Mexico’s economy is suffering from a severe recession, and some cities are considering shutting down airports to try to stem the hemorrhaging.
But the country’s transport authorities have long been wary of a drastic overhaul of its airways, as the country has a long history of deadly pollution.
On Thursday, the National Transportation Commission (CNCE) announced a series of air quality measures, which could have serious consequences for travelers.
They include a ban on flying at night, as well as the construction of an airfield in Ciudad Juarez.
Mexico has been plagued by a series, including a 2010-2011 outbreak of cholera, which killed more than 2,000 people.
A 2015 poll found only a slight uptick in people wanting to go to Mexico, though the country still ranked sixth among the 10 countries surveyed.

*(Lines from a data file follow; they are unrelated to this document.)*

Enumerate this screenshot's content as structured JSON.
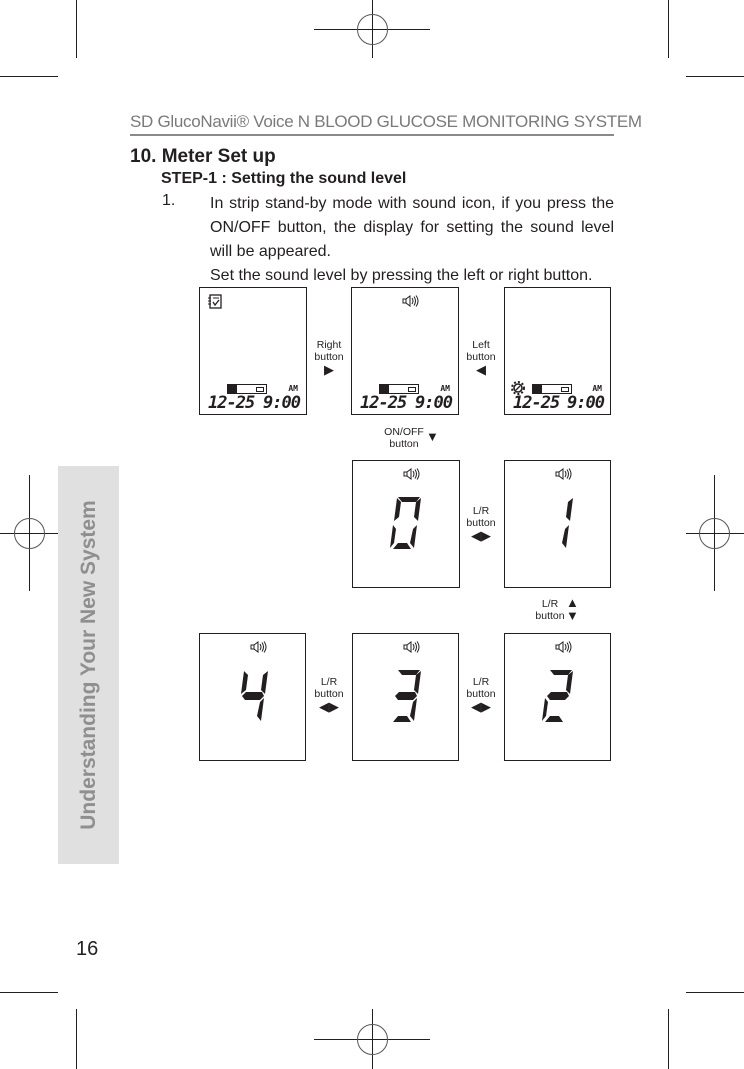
{
  "header": {
    "title": "SD GlucoNavii® Voice N BLOOD GLUCOSE MONITORING SYSTEM"
  },
  "section": {
    "title": "10. Meter Set up",
    "step": "STEP-1 : Setting the sound level",
    "item_number": "1.",
    "paragraph": "In strip stand-by mode with sound icon, if you press the ON/OFF button, the display for setting the sound level will be appeared.",
    "paragraph2": "Set the sound level by pressing the left or right button."
  },
  "side_tab": {
    "label": "Understanding Your New System"
  },
  "page_number": "16",
  "displays": {
    "standby": {
      "date": "12-25",
      "time": "9:00",
      "ampm": "AM",
      "icon": "logbook-check-icon"
    },
    "sound": {
      "date": "12-25",
      "time": "9:00",
      "ampm": "AM",
      "icon": "speaker-icon"
    },
    "settings": {
      "date": "12-25",
      "time": "9:00",
      "ampm": "AM",
      "icon": "gear-icon"
    },
    "levels": [
      "0",
      "1",
      "2",
      "3",
      "4"
    ]
  },
  "labels": {
    "right_button": [
      "Right",
      "button"
    ],
    "left_button": [
      "Left",
      "button"
    ],
    "onoff_button": [
      "ON/OFF",
      "button"
    ],
    "lr_button": [
      "L/R",
      "button"
    ]
  },
  "glyphs": {
    "right": "▶",
    "left": "◀",
    "down": "▼",
    "up": "▲",
    "speaker": "🔊"
  }
}
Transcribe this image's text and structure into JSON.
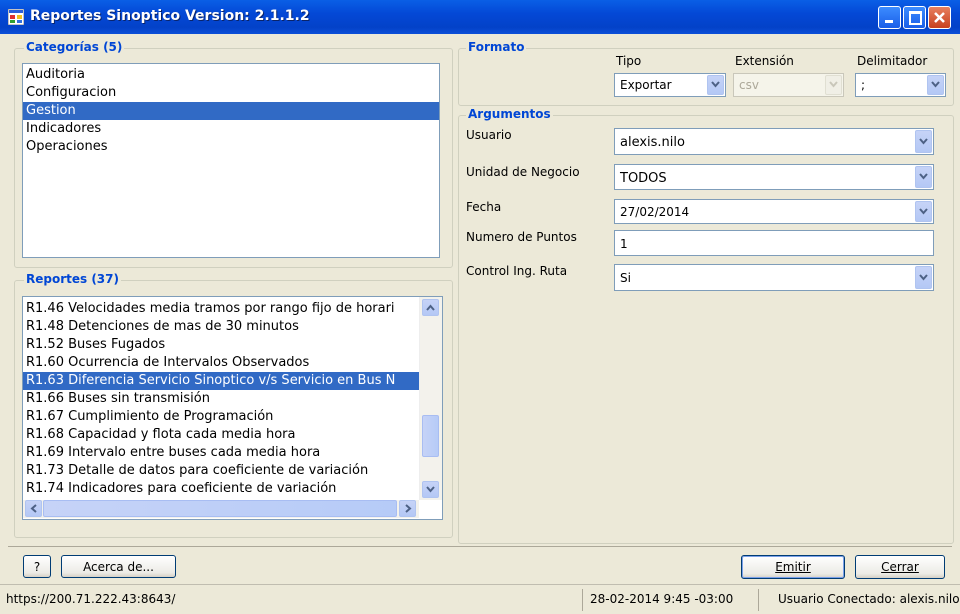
{
  "window": {
    "title": "Reportes Sinoptico Version: 2.1.1.2"
  },
  "categorias": {
    "title": "Categorías (5)",
    "items": [
      "Auditoria",
      "Configuracion",
      "Gestion",
      "Indicadores",
      "Operaciones"
    ],
    "selected": "Gestion"
  },
  "reportes": {
    "title": "Reportes (37)",
    "items": [
      "R1.46 Velocidades media tramos por rango fijo de horari",
      "R1.48 Detenciones de mas de 30 minutos",
      "R1.52 Buses Fugados",
      "R1.60 Ocurrencia de Intervalos Observados",
      "R1.63 Diferencia Servicio Sinoptico v/s Servicio en Bus N",
      "R1.66 Buses sin transmisión",
      "R1.67 Cumplimiento de Programación",
      "R1.68 Capacidad y flota cada media hora",
      "R1.69 Intervalo entre buses cada media hora",
      "R1.73 Detalle de datos para coeficiente de variación",
      "R1.74 Indicadores para coeficiente de variación"
    ],
    "selected": "R1.63 Diferencia Servicio Sinoptico v/s Servicio en Bus N"
  },
  "formato": {
    "title": "Formato",
    "tipo_label": "Tipo",
    "tipo_value": "Exportar",
    "extension_label": "Extensión",
    "extension_value": "csv",
    "delimitador_label": "Delimitador",
    "delimitador_value": ";"
  },
  "argumentos": {
    "title": "Argumentos",
    "usuario_label": "Usuario",
    "usuario_value": "alexis.nilo",
    "unidad_label": "Unidad de Negocio",
    "unidad_value": "TODOS",
    "fecha_label": "Fecha",
    "fecha_value": "27/02/2014",
    "puntos_label": "Numero de Puntos",
    "puntos_value": "1",
    "control_label": "Control Ing. Ruta",
    "control_value": "Si"
  },
  "buttons": {
    "help": "?",
    "about": "Acerca de...",
    "emitir": "Emitir",
    "cerrar": "Cerrar"
  },
  "status": {
    "url": "https://200.71.222.43:8643/",
    "datetime": "28-02-2014 9:45 -03:00",
    "user": "Usuario Conectado: alexis.nilo"
  }
}
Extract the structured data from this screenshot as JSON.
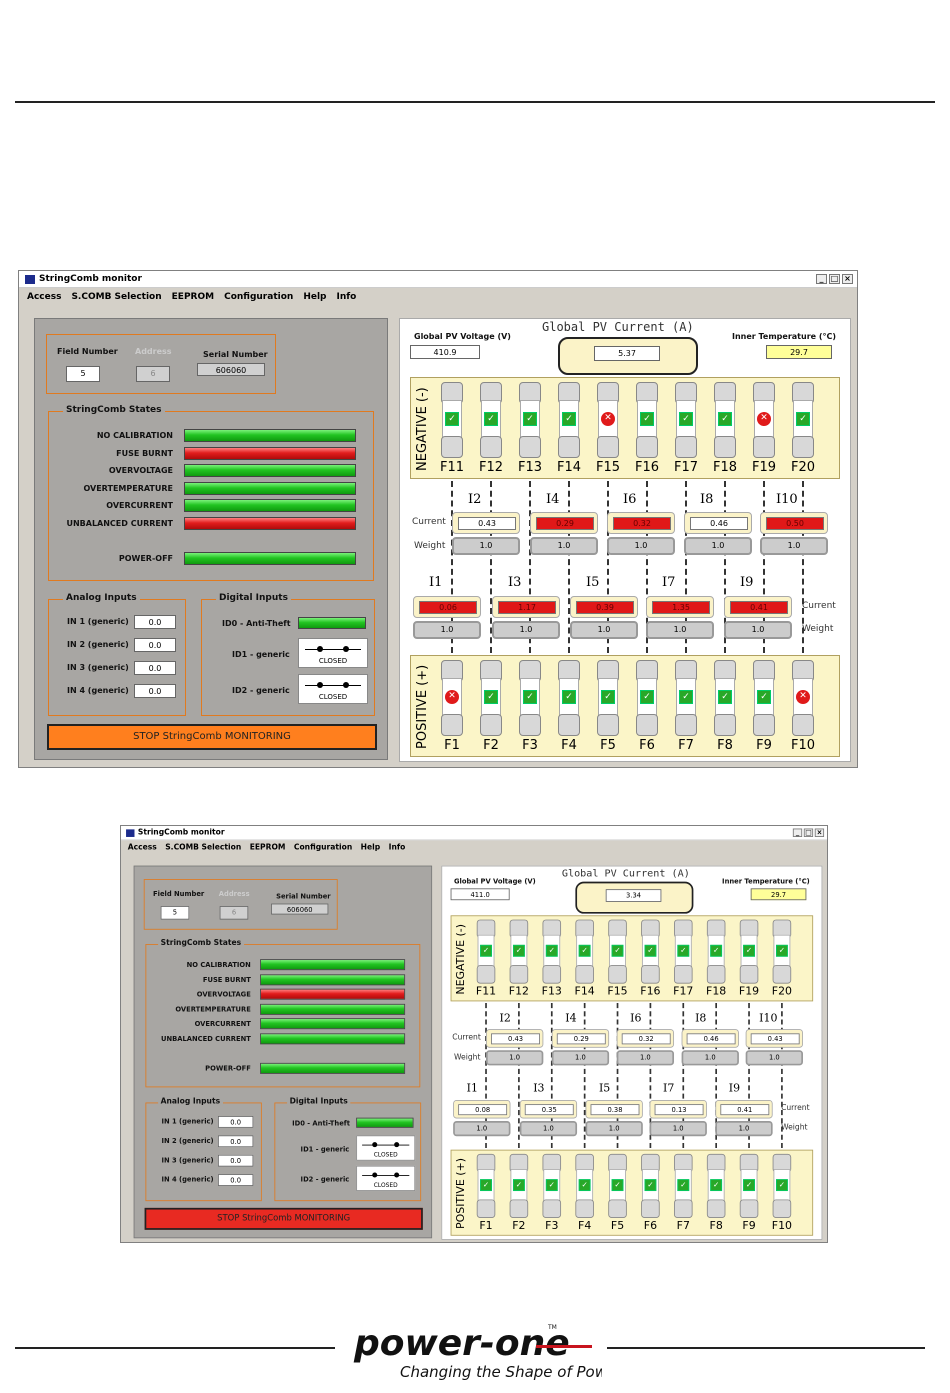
{
  "page": {
    "logo_word": "power-one",
    "logo_tm": "TM",
    "logo_tagline": "Changing the Shape of Power"
  },
  "screens": [
    {
      "title": "StringComb monitor",
      "menu": [
        "Access",
        "S.COMB Selection",
        "EEPROM",
        "Configuration",
        "Help",
        "Info"
      ],
      "field_label": "Field Number",
      "field_value": "5",
      "address_label": "Address",
      "address_value": "6",
      "serial_label": "Serial Number",
      "serial_value": "606060",
      "states_title": "StringComb States",
      "states": [
        {
          "label": "NO CALIBRATION",
          "status": "green"
        },
        {
          "label": "FUSE BURNT",
          "status": "red"
        },
        {
          "label": "OVERVOLTAGE",
          "status": "green"
        },
        {
          "label": "OVERTEMPERATURE",
          "status": "green"
        },
        {
          "label": "OVERCURRENT",
          "status": "green"
        },
        {
          "label": "UNBALANCED CURRENT",
          "status": "red"
        }
      ],
      "poweroff_label": "POWER-OFF",
      "analog_title": "Analog Inputs",
      "analog": [
        {
          "label": "IN 1 (generic)",
          "value": "0.0"
        },
        {
          "label": "IN 2 (generic)",
          "value": "0.0"
        },
        {
          "label": "IN 3 (generic)",
          "value": "0.0"
        },
        {
          "label": "IN 4 (generic)",
          "value": "0.0"
        }
      ],
      "digital_title": "Digital Inputs",
      "id0_label": "ID0 - Anti-Theft",
      "id1_label": "ID1 - generic",
      "id1_state": "CLOSED",
      "id2_label": "ID2 - generic",
      "id2_state": "CLOSED",
      "stop_label": "STOP StringComb MONITORING",
      "stop_color": "#ff7f1e",
      "voltage_label": "Global PV Voltage (V)",
      "voltage_value": "410.9",
      "current_title": "Global PV Current (A)",
      "current_value": "5.37",
      "temp_label": "Inner Temperature (°C)",
      "temp_value": "29.7",
      "negative_label": "NEGATIVE (-)",
      "positive_label": "POSITIVE (+)",
      "neg_fuses": [
        {
          "label": "F11",
          "ok": true
        },
        {
          "label": "F12",
          "ok": true
        },
        {
          "label": "F13",
          "ok": true
        },
        {
          "label": "F14",
          "ok": true
        },
        {
          "label": "F15",
          "ok": false
        },
        {
          "label": "F16",
          "ok": true
        },
        {
          "label": "F17",
          "ok": true
        },
        {
          "label": "F18",
          "ok": true
        },
        {
          "label": "F19",
          "ok": false
        },
        {
          "label": "F20",
          "ok": true
        }
      ],
      "pos_fuses": [
        {
          "label": "F1",
          "ok": false
        },
        {
          "label": "F2",
          "ok": true
        },
        {
          "label": "F3",
          "ok": true
        },
        {
          "label": "F4",
          "ok": true
        },
        {
          "label": "F5",
          "ok": true
        },
        {
          "label": "F6",
          "ok": true
        },
        {
          "label": "F7",
          "ok": true
        },
        {
          "label": "F8",
          "ok": true
        },
        {
          "label": "F9",
          "ok": true
        },
        {
          "label": "F10",
          "ok": false
        }
      ],
      "upper_strings": [
        {
          "label": "I2",
          "current": "0.43",
          "alarm": false,
          "weight": "1.0"
        },
        {
          "label": "I4",
          "current": "0.29",
          "alarm": true,
          "weight": "1.0"
        },
        {
          "label": "I6",
          "current": "0.32",
          "alarm": true,
          "weight": "1.0"
        },
        {
          "label": "I8",
          "current": "0.46",
          "alarm": false,
          "weight": "1.0"
        },
        {
          "label": "I10",
          "current": "0.50",
          "alarm": true,
          "weight": "1.0"
        }
      ],
      "lower_strings": [
        {
          "label": "I1",
          "current": "0.06",
          "alarm": true,
          "weight": "1.0"
        },
        {
          "label": "I3",
          "current": "1.17",
          "alarm": true,
          "weight": "1.0"
        },
        {
          "label": "I5",
          "current": "0.39",
          "alarm": true,
          "weight": "1.0"
        },
        {
          "label": "I7",
          "current": "1.35",
          "alarm": true,
          "weight": "1.0"
        },
        {
          "label": "I9",
          "current": "0.41",
          "alarm": true,
          "weight": "1.0"
        }
      ],
      "row_current_label": "Current",
      "row_weight_label": "Weight"
    },
    {
      "title": "StringComb monitor",
      "menu": [
        "Access",
        "S.COMB Selection",
        "EEPROM",
        "Configuration",
        "Help",
        "Info"
      ],
      "field_label": "Field Number",
      "field_value": "5",
      "address_label": "Address",
      "address_value": "6",
      "serial_label": "Serial Number",
      "serial_value": "606060",
      "states_title": "StringComb States",
      "states": [
        {
          "label": "NO CALIBRATION",
          "status": "green"
        },
        {
          "label": "FUSE BURNT",
          "status": "green"
        },
        {
          "label": "OVERVOLTAGE",
          "status": "red"
        },
        {
          "label": "OVERTEMPERATURE",
          "status": "green"
        },
        {
          "label": "OVERCURRENT",
          "status": "green"
        },
        {
          "label": "UNBALANCED CURRENT",
          "status": "green"
        }
      ],
      "poweroff_label": "POWER-OFF",
      "analog_title": "Analog Inputs",
      "analog": [
        {
          "label": "IN 1 (generic)",
          "value": "0.0"
        },
        {
          "label": "IN 2 (generic)",
          "value": "0.0"
        },
        {
          "label": "IN 3 (generic)",
          "value": "0.0"
        },
        {
          "label": "IN 4 (generic)",
          "value": "0.0"
        }
      ],
      "digital_title": "Digital Inputs",
      "id0_label": "ID0 - Anti-Theft",
      "id1_label": "ID1 - generic",
      "id1_state": "CLOSED",
      "id2_label": "ID2 - generic",
      "id2_state": "CLOSED",
      "stop_label": "STOP StringComb MONITORING",
      "stop_color": "#e82a22",
      "voltage_label": "Global PV Voltage (V)",
      "voltage_value": "411.0",
      "current_title": "Global PV Current (A)",
      "current_value": "3.34",
      "temp_label": "Inner Temperature (°C)",
      "temp_value": "29.7",
      "negative_label": "NEGATIVE (-)",
      "positive_label": "POSITIVE (+)",
      "neg_fuses": [
        {
          "label": "F11",
          "ok": true
        },
        {
          "label": "F12",
          "ok": true
        },
        {
          "label": "F13",
          "ok": true
        },
        {
          "label": "F14",
          "ok": true
        },
        {
          "label": "F15",
          "ok": true
        },
        {
          "label": "F16",
          "ok": true
        },
        {
          "label": "F17",
          "ok": true
        },
        {
          "label": "F18",
          "ok": true
        },
        {
          "label": "F19",
          "ok": true
        },
        {
          "label": "F20",
          "ok": true
        }
      ],
      "pos_fuses": [
        {
          "label": "F1",
          "ok": true
        },
        {
          "label": "F2",
          "ok": true
        },
        {
          "label": "F3",
          "ok": true
        },
        {
          "label": "F4",
          "ok": true
        },
        {
          "label": "F5",
          "ok": true
        },
        {
          "label": "F6",
          "ok": true
        },
        {
          "label": "F7",
          "ok": true
        },
        {
          "label": "F8",
          "ok": true
        },
        {
          "label": "F9",
          "ok": true
        },
        {
          "label": "F10",
          "ok": true
        }
      ],
      "upper_strings": [
        {
          "label": "I2",
          "current": "0.43",
          "alarm": false,
          "weight": "1.0"
        },
        {
          "label": "I4",
          "current": "0.29",
          "alarm": false,
          "weight": "1.0"
        },
        {
          "label": "I6",
          "current": "0.32",
          "alarm": false,
          "weight": "1.0"
        },
        {
          "label": "I8",
          "current": "0.46",
          "alarm": false,
          "weight": "1.0"
        },
        {
          "label": "I10",
          "current": "0.43",
          "alarm": false,
          "weight": "1.0"
        }
      ],
      "lower_strings": [
        {
          "label": "I1",
          "current": "0.08",
          "alarm": false,
          "weight": "1.0"
        },
        {
          "label": "I3",
          "current": "0.35",
          "alarm": false,
          "weight": "1.0"
        },
        {
          "label": "I5",
          "current": "0.38",
          "alarm": false,
          "weight": "1.0"
        },
        {
          "label": "I7",
          "current": "0.13",
          "alarm": false,
          "weight": "1.0"
        },
        {
          "label": "I9",
          "current": "0.41",
          "alarm": false,
          "weight": "1.0"
        }
      ],
      "row_current_label": "Current",
      "row_weight_label": "Weight"
    }
  ]
}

But after decades of economic decline, Mexico’s population has grown at a faster rate than most other countries.
According to the CNCE, a recent population growth rate of 3.2 percent is “much slower than the world average,” though it still surpassed the global average of 3 percent.
The country’s transportation ministry says the government is looking at whether other countries should follow suit, or whether to allow airlines to operate at night and the airports to close for maintenance.
The CNCE said it would make a decision by April.